I have heard an argument that in the end bankruptcy attorney fees all even out because some cases do not require a lot of work and other cases require more. Basic statistics provide that this is not true for the vast majority of bankruptcy attorneys given the number of cases they file each year. It would take filing hundreds and hundreds of cases each month for a statistical mean like a coin flip actually being a 50\50 chance of heads or tails. Look it up since you probably do not believe me. Most bankruptcy attorneys are not bankruptcy mills but have small firms providing personal service to their clients as it should be. Where is this going? The debt limitations should be higher to allow more people to “adjust” their debts in Chapter 13 and not be forced into a more expensive Chapter 11 reorganization . . . . . .
Chapter 13 Trustee’s only get a percentage of the monthly Chapter 13 Plan payment so they too are forced to be indentured servants to the bankruptcy filer, or their attorney, and are forced to work for a set amount no matter how much work must be done in the Chapter 13 debt adjustment case…… These things are good for the Chapter 13 bankruptcy filer to keep the costs down though as compared to a Chapter 11 reorganization.

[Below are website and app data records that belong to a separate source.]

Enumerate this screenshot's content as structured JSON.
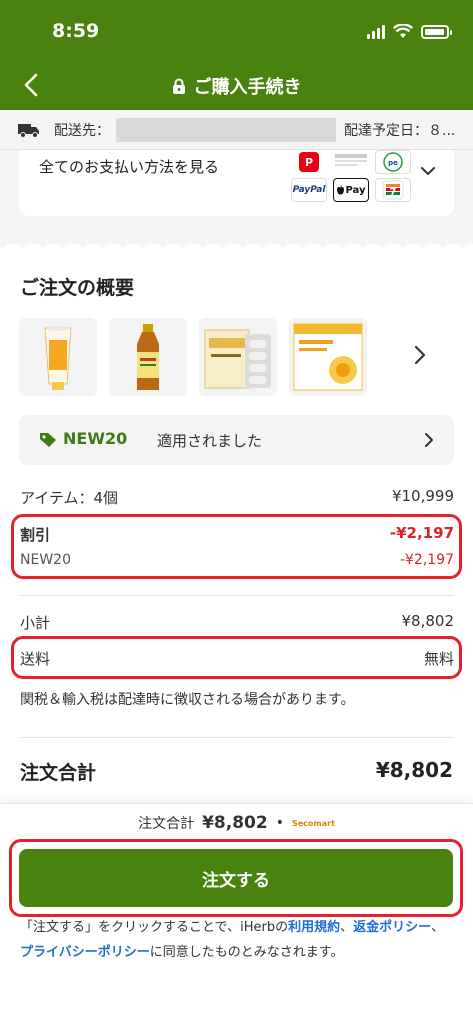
{
  "status": {
    "time": "8:59"
  },
  "nav": {
    "title": "ご購入手続き"
  },
  "shipping": {
    "label": "配送先：",
    "delivery_label": "配達予定日：８..."
  },
  "payment": {
    "see_all": "全てのお支払い方法を見る",
    "logos": [
      "paypay-logo",
      "konbini-logo",
      "pay-easy-logo",
      "PayPal",
      "Pay",
      "seven-eleven-logo"
    ]
  },
  "summary": {
    "title": "ご注文の概要",
    "products": [
      "sunscreen-tube",
      "apple-cider-vinegar-bottle",
      "lactobif-probiotics-box",
      "sunlipid-vitamin-c-box"
    ]
  },
  "promo": {
    "code": "NEW20",
    "applied_text": "適用されました"
  },
  "lines": {
    "items_label": "アイテム：4個",
    "items_value": "¥10,999",
    "discount_label": "割引",
    "discount_value": "-¥2,197",
    "discount_code": "NEW20",
    "discount_code_value": "-¥2,197",
    "subtotal_label": "小計",
    "subtotal_value": "¥8,802",
    "shipping_label": "送料",
    "shipping_value": "無料"
  },
  "note": "関税＆輸入税は配達時に徴収される場合があります。",
  "total": {
    "label": "注文合計",
    "value": "¥8,802"
  },
  "bottom": {
    "mini_label": "注文合計",
    "mini_value": "¥8,802",
    "mini_brand": "Secomart",
    "order_button": "注文する",
    "terms_prefix": "「注文する」をクリックすることで、iHerbの",
    "link_terms": "利用規約",
    "sep1": "、",
    "link_refund": "返金ポリシー",
    "sep2": "、",
    "link_privacy": "プライバシーポリシー",
    "terms_suffix": "に同意したものとみなされます。"
  },
  "colors": {
    "brand_green": "#4a820f",
    "discount_red": "#d3232b",
    "highlight_red": "#e8202a",
    "link_blue": "#1f6fd1"
  }
}
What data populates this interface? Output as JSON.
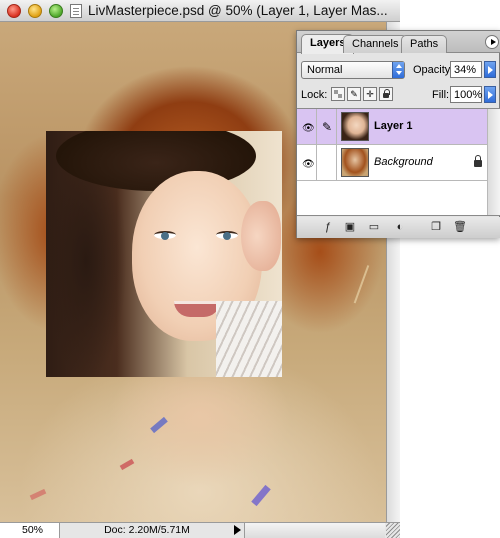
{
  "window": {
    "title": "LivMasterpiece.psd @ 50% (Layer 1, Layer Mas..."
  },
  "statusbar": {
    "zoom": "50%",
    "doc_size": "Doc: 2.20M/5.71M"
  },
  "layers_palette": {
    "tabs": [
      {
        "label": "Layers"
      },
      {
        "label": "Channels"
      },
      {
        "label": "Paths"
      }
    ],
    "active_tab": "Layers",
    "blend_mode": "Normal",
    "opacity_label": "Opacity:",
    "opacity_value": "34%",
    "lock_label": "Lock:",
    "fill_label": "Fill:",
    "fill_value": "100%",
    "layers": [
      {
        "name": "Layer 1",
        "selected": true,
        "visible": true
      },
      {
        "name": "Background",
        "selected": false,
        "visible": true,
        "locked": true
      }
    ],
    "icons": {
      "visibility": "eye-icon",
      "brush": "brush-icon",
      "lock": "lock-icon",
      "effects": "layer-style-icon",
      "mask": "add-mask-icon",
      "group": "folder-icon",
      "adjustment": "adjustment-layer-icon",
      "new_layer": "new-layer-icon",
      "delete": "trash-icon"
    },
    "selected_color": "#d9c4f2"
  }
}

So while a typical Chapter 13 case will cost the bankruptcy filer between $4,000 to $6,000 while a typical Chapter 11 attorney retainer starts at $10,000 and the fees and costs only goes up from there plus United States Trustee fees….
Chapter 13 is a far better deal regarding costs than Chapter 11.
What Can Be Done To Fix The Problem?
The debt limitations need to be jurisdictional or county to county. It still will not be perfect. Nothing in life is but at least the debt limitations under Section 109(e) will be based upon circumstances that exist in that particular area and not some blanket limitation nationwide that cannot possibly serve its purpose. The cookie cutter approach creates discrimination and unequal results. It always will.